EXCERPTED RECORDS START

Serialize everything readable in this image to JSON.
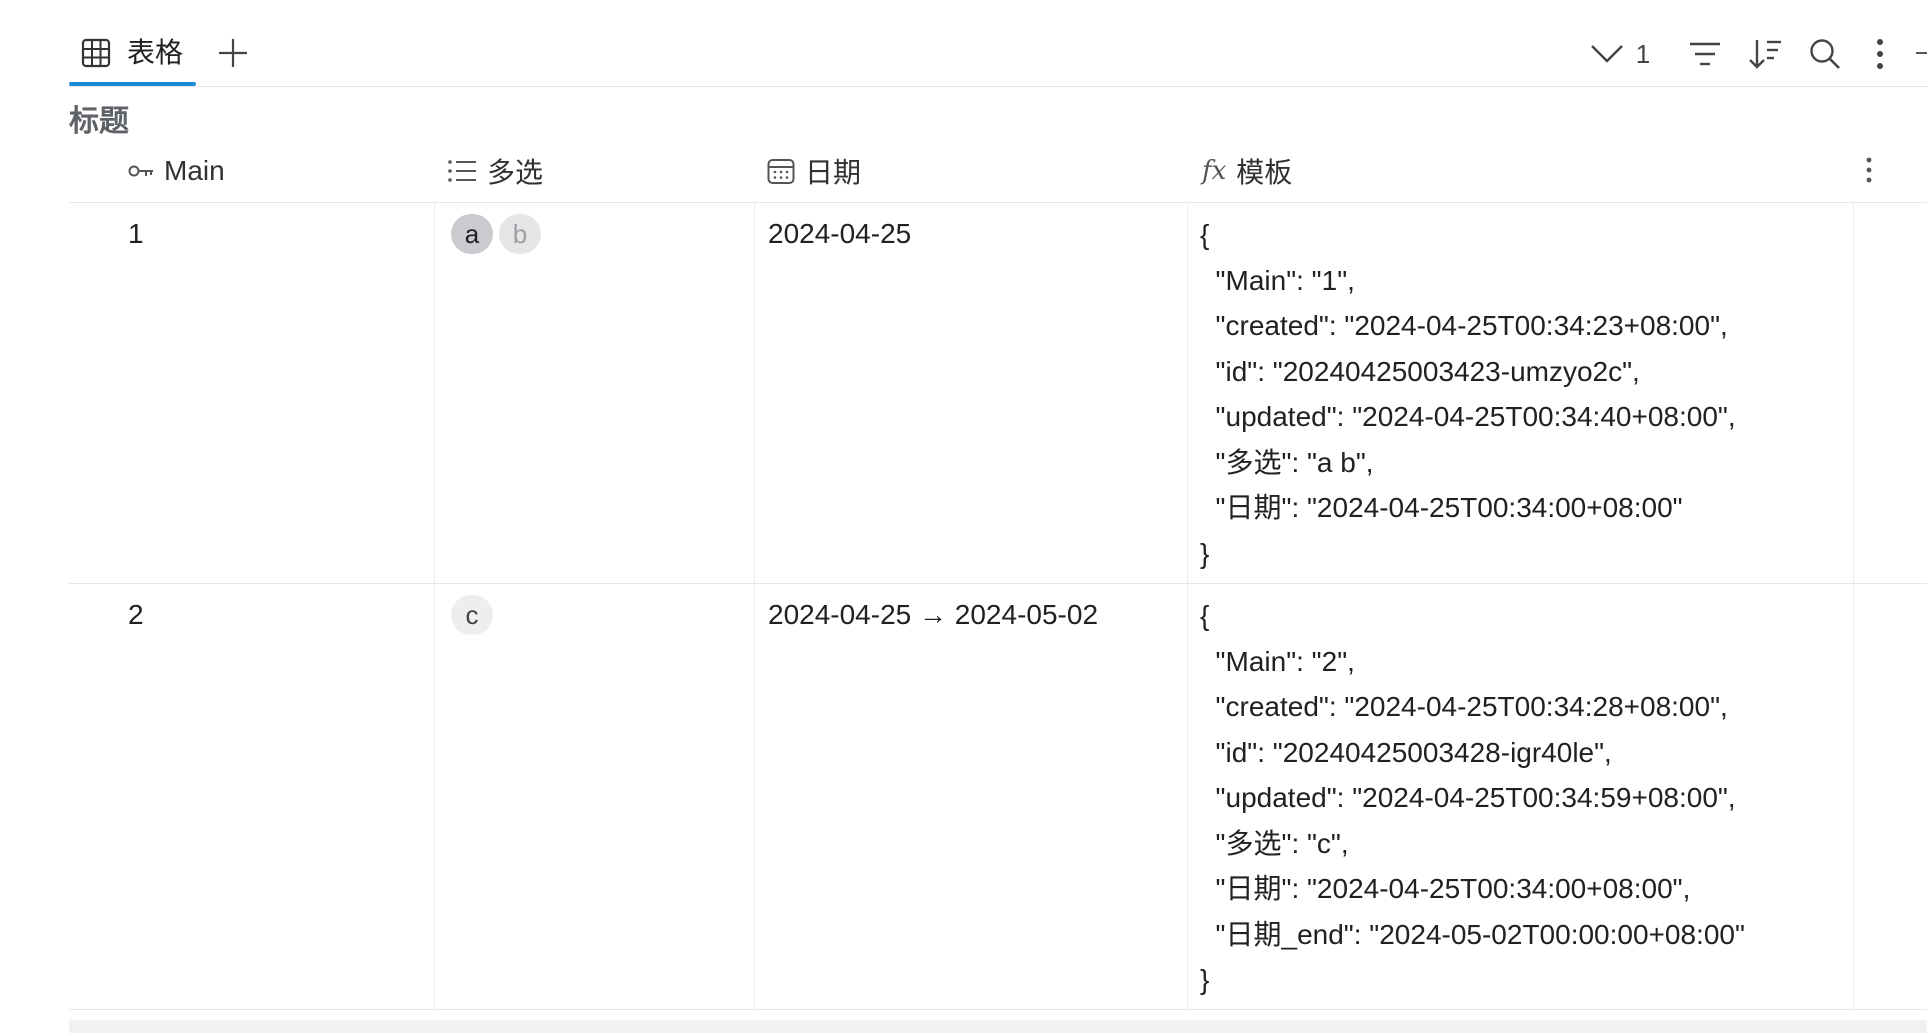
{
  "tabs": {
    "view_label": "表格",
    "add_tab_icon": "plus-icon"
  },
  "toolbar": {
    "filter_count": "1",
    "icons": [
      "chevron-down-icon",
      "filter-icon",
      "sort-icon",
      "search-icon",
      "more-vertical-icon"
    ]
  },
  "title": "标题",
  "columns": [
    {
      "icon": "key-icon",
      "label": "Main"
    },
    {
      "icon": "list-icon",
      "label": "多选"
    },
    {
      "icon": "calendar-icon",
      "label": "日期"
    },
    {
      "icon": "formula-icon",
      "label": "模板"
    }
  ],
  "rows": [
    {
      "main": "1",
      "tags": [
        {
          "label": "a",
          "bg": "#c9cbcf",
          "color": "#202124"
        },
        {
          "label": "b",
          "bg": "#e6e6e6",
          "color": "#9aa0a6"
        }
      ],
      "date": "2024-04-25",
      "template": [
        "{",
        "  \"Main\": \"1\",",
        "  \"created\": \"2024-04-25T00:34:23+08:00\",",
        "  \"id\": \"20240425003423-umzyo2c\",",
        "  \"updated\": \"2024-04-25T00:34:40+08:00\",",
        "  \"多选\": \"a b\",",
        "  \"日期\": \"2024-04-25T00:34:00+08:00\"",
        "}"
      ]
    },
    {
      "main": "2",
      "tags": [
        {
          "label": "c",
          "bg": "#eeeeee",
          "color": "#444444"
        }
      ],
      "date": "2024-04-25 → 2024-05-02",
      "template": [
        "{",
        "  \"Main\": \"2\",",
        "  \"created\": \"2024-04-25T00:34:28+08:00\",",
        "  \"id\": \"20240425003428-igr40le\",",
        "  \"updated\": \"2024-04-25T00:34:59+08:00\",",
        "  \"多选\": \"c\",",
        "  \"日期\": \"2024-04-25T00:34:00+08:00\",",
        "  \"日期_end\": \"2024-05-02T00:00:00+08:00\"",
        "}"
      ]
    }
  ],
  "colors": {
    "accent": "#1a8bd6",
    "border": "#e8e8e8"
  }
}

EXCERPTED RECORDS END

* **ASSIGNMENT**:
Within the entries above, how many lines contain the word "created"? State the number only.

* **RESULT OF THIS TASK**:
2